B__'s one of my favorite people here. He played ping pong with me on my first day. We've played regularly ever since. He has recently been implicated in the same scandal as G__.
“All autism means is a unique brain structure. It has common symptoms: rocking, walking circles, the kids trying to calm themselves because they know no one is like them. Once I hit six of the twelve I stopped because it already meant I am classically autistic.”
His looks are his game, his trick, that young, dogged, puppy-eyed look no one can say no to -- his wiggle room to make himself feel free. He respects me, talks to me differently than the others, like he's already decided the conversation is going to sound a certain way. Bay Jack and him, they are attracted to the women I attract, or something like that. I didn't say much to them.
“Why …" I say, looking away from him toward the window to the sink's right.
“Because of G__, they were turning the house upside down.” B__ whispers, “At some point they were going to give me a piss test. Once I had started using I couldn't stop.”
The humans – they deserve their fate. Their fate is dark and mine is not. How did they not see it coming: don't mess with a boy's mother, no matter how immediate the family; then getting off the train and stepping into Wilton's Roman elites; don't mess with family.

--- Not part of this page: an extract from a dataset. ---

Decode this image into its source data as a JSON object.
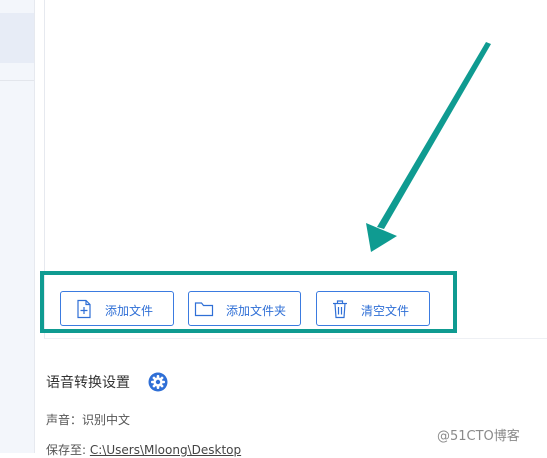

“I am sorry the world is destitute,” I whisper to him without knowing why, suddenly looking at him.
The mountain air moves our clothes we are so still, listening for tires on dirt road. The latrine looks the color of the sky, its grays and beige beginnings now colored by exact morning sunlight.
He looks down at his feet.
“It was right in front of me,” he says, suddenly looking up. "That's why."
I look at him as I listen to him, yet again not knowing what to say to someone so close whom I am unlikely to see again.
I could've been braver, better, stronger. Maybe all the humans say that in the end.
“YOU'Re good at it,” he says finally. “Fighting for your life.”